On Monday we saw how Steve Jobs genius is clearly an important element of Apple’s success. Recent developments elsewhere in Silicon Valley indicate that for one of their neighbors the opposite is the case: for Google, Larry Page and Sergey Brin’s genius is highly problematic.
This means that Jobs’ genius makes landfall as an all-embracing vision – aesthetically, functionally and emotionally appealing, while the Google founders’ genius produces a system, a process, something intellectually-correct but emotionally null.
Nothing wrong with either approach of course, except for one thing: While processes scale, only visions procreate. Google can grow its search revenues to almost unimaginable amounts, but fail again and again and again and again to replicate that success in other areas.
Brin and Page are hobbled by the curse of genius – they need to be the smartest guys in the room. And you can be smart forever without once repeating your early success.
The only way to stop from falling catastrophically into The Big Rut is to fill the place with strong Visionaries and give them their head.
Say goodbye to the few true Visionaries clinging on by their fingertips – watch for a growth in the already-happening mini-exodus of maverick long-timers in the next few months – and with it any residue of true vision.
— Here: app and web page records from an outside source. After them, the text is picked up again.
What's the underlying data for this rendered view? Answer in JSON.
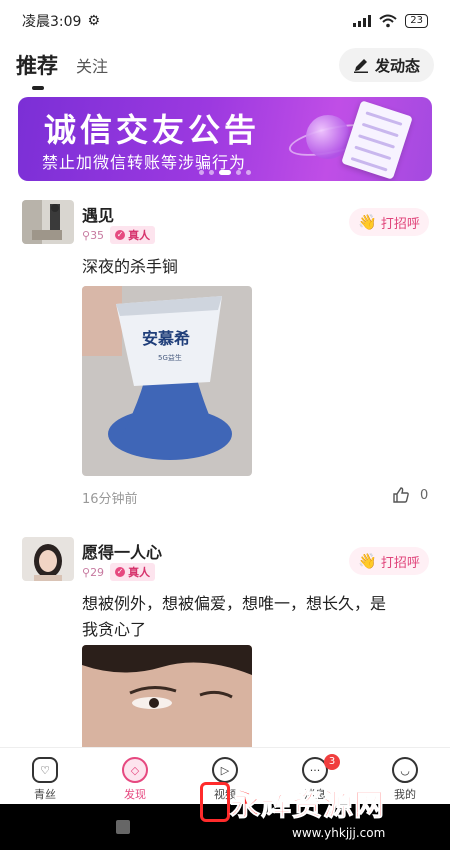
{
  "status_bar": {
    "time": "凌晨3:09",
    "battery": "23"
  },
  "tabs": {
    "active": "推荐",
    "other": "关注",
    "post_button": "发动态"
  },
  "banner": {
    "title": "诚信交友公告",
    "subtitle": "禁止加微信转账等涉骗行为"
  },
  "posts": [
    {
      "name": "遇见",
      "count": "35",
      "badge": "真人",
      "greet": "打招呼",
      "text": "深夜的杀手锏",
      "photo_label": "安慕希",
      "photo_sublabel": "5G益生",
      "time_ago": "16分钟前",
      "likes": "0"
    },
    {
      "name": "愿得一人心",
      "count": "29",
      "badge": "真人",
      "greet": "打招呼",
      "text_line1": "想被例外，想被偏爱，想唯一，想长久，是",
      "text_line2": "我贪心了"
    }
  ],
  "nav": [
    {
      "label": "青丝",
      "icon": "heart-icon"
    },
    {
      "label": "发现",
      "icon": "leaf-icon"
    },
    {
      "label": "视频",
      "icon": "play-icon"
    },
    {
      "label": "消息",
      "icon": "chat-icon",
      "badge": "3"
    },
    {
      "label": "我的",
      "icon": "smile-icon"
    }
  ],
  "watermark": {
    "text": "永辉资源网",
    "url": "www.yhkjjj.com"
  },
  "colors": {
    "accent": "#e64980",
    "banner": "#8e35db"
  }
}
Google is about to become the organizational equivalent of prematurely arthritic: hobbled by genius.